He illustrated that some of the patients have remained on treatment after 22 cycles. “Many of these responses have proven durable, even at the lower dose cohorts,” he said. In the standard three plus three dose escalation design, patients tested three different doses of pomalidomide — 2 mg, 3 mg and 4 mg; and three different doses of ixazomib — 2.3 mg, 3 mg and 4 mg; dexamethasone was provided at a dose of 40 mg for patients less than 75 years of age; the dose was reduced to 20 mg for patients 75 years of age or older. Dose limiting toxicities — febrile neutropenia — emerged at dose level 3 and dose level 4, Voorhees said.
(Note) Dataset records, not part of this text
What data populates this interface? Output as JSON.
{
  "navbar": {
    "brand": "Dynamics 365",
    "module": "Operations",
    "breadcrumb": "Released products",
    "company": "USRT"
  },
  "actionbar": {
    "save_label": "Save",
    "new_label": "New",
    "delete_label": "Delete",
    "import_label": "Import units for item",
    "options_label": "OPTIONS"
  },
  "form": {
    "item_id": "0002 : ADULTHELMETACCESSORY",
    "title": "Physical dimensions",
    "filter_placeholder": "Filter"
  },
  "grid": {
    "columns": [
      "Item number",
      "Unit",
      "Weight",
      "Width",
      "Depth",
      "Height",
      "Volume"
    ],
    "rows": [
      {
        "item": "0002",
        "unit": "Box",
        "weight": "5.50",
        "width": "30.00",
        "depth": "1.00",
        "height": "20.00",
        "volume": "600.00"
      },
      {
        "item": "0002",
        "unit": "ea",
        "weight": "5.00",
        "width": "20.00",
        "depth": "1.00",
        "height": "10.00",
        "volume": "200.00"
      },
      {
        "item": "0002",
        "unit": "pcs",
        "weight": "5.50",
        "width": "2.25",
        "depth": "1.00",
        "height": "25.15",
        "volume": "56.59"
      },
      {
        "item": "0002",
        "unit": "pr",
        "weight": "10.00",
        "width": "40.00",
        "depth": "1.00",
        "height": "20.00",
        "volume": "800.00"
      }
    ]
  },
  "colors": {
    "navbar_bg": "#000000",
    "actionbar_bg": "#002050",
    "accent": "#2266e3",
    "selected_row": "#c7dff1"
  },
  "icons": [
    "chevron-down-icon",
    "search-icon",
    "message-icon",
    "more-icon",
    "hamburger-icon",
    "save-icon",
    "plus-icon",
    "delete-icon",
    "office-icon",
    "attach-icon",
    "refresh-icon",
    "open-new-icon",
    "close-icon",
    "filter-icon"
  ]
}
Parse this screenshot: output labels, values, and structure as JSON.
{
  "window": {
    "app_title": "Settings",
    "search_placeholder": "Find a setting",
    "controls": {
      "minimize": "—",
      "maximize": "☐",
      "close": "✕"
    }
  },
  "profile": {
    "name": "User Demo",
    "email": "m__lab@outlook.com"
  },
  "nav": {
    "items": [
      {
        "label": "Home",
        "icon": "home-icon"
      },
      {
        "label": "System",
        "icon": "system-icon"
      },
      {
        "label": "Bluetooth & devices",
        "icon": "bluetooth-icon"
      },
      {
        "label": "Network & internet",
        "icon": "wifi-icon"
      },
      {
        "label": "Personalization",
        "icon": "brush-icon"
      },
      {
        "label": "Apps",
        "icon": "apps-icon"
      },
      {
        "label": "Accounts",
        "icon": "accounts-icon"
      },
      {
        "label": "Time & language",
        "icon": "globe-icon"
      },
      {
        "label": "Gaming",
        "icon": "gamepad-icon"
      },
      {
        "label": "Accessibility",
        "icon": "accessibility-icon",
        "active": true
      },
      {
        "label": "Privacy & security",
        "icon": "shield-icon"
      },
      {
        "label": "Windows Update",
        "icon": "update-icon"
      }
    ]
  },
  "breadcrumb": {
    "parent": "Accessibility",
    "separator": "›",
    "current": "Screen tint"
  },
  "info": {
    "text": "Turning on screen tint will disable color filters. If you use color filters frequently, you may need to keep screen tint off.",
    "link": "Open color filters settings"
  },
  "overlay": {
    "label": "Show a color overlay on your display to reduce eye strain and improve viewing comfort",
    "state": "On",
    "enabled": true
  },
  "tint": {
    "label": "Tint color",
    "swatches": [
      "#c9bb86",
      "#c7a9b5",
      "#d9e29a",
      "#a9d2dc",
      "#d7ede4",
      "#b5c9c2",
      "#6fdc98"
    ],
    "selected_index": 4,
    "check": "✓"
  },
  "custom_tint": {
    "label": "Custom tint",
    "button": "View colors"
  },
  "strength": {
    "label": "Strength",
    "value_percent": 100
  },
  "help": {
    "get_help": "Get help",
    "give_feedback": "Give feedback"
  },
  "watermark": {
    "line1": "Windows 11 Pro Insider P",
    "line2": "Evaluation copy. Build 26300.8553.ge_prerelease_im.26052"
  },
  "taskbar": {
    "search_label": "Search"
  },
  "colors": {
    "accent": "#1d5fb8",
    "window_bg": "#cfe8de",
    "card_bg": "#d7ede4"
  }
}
“Dose level 3 – 4 mg of pomalidomide and 3 mg of ixazomib was well tolerated,” he said.

The patients were about 65 years of age. They had been diagnosed with multiple myeloma for a median of 5.18 years; about 2/3 of the cohort were men, and 77% were Caucasian. All the patients were in ECOG Performance Status of 0-1. About 59% of the 22 patients studied at baseline were identified as having high-risk cytogenetics.

Voorhees said that the median number of prior therapies was three. He said 100% of the 22 patients had been exposed to bortezomib (Velcade), lenalidomide, and corticosteroids. Of the 22 patients evaluable for safety, 14 have come off study — 11 due to disease progression; two due to an adverse event (a grade 2 motor neuropathy and febrile neutropenia), and one patient just preferred to leave the study.

Ken Shain, MD, PhD, assistant member at the Moffitt Cancer Center and professor of oncologic sciences at the University of South Florida, Tampa, told MedPage Today, “Ixazomib has been approved about a week and it is already being combined with other drugs, as always happens, in treating relapsed or refractory multiple myeloma.

“Ixazomib as an oral drug is an exciting agent by itself and provides a novel way that we can dose our patients in a more convenient fashion while maintaining efficacy,” he said. “I think this is a great way to go. We know that proteasome and IMID (immunomodulatory drugs) are highly effective without significant toxicities. So to be able to provide an all-oral regimen is really a breakthrough.”

He said that researchers will have to “feel out” whether there is a difference in using ixazomib with pomalidomide or other agents such as lenalidomide. “There have been no studies comparing the 2 immunomodulatory agents. I would suggest they will serve 2 different patient populations — early treatment and relapses with lenalidomide combination; and later relapses with pomalidomide combination.”

Shain disclosed relevant relationships with Celgene, Amgen, and Takeda.

Vorhees disclosed relevant relationships with Millennium, Takeda, and Celgene.

Dr. ShainI know Dr. Shain well from my years as a patient at Moffitt Cancer Center in Tampa. Good to see him getting the recognition he deserves; Ken works really hard.

A couple of things to think about. First, I’ll admit the numbers don’t knock you over. But remember that the primary purpose of a Stage 1 trial is to identify the maximum safe dose for patients. Since some of the patients were on lower doses than common sense tells us they should use, chances are they won’t respond as well. So the fact nearly every patient showed some improvement is encouraging.

Second, note that 8 out of 14 patients responded that were already refractory (resistant) to an IMiD (Thalomid, Revlimid) and a proteasome inhibitor (Velcade or Kyprolis).

That’s me! Something tells me I may be using Ninlaro soon.

My understanding is Takeda is doing ongoing maintenance studies featuring Ninlaro, too. That would be very helpful.

Feel good and keep smiling! Pat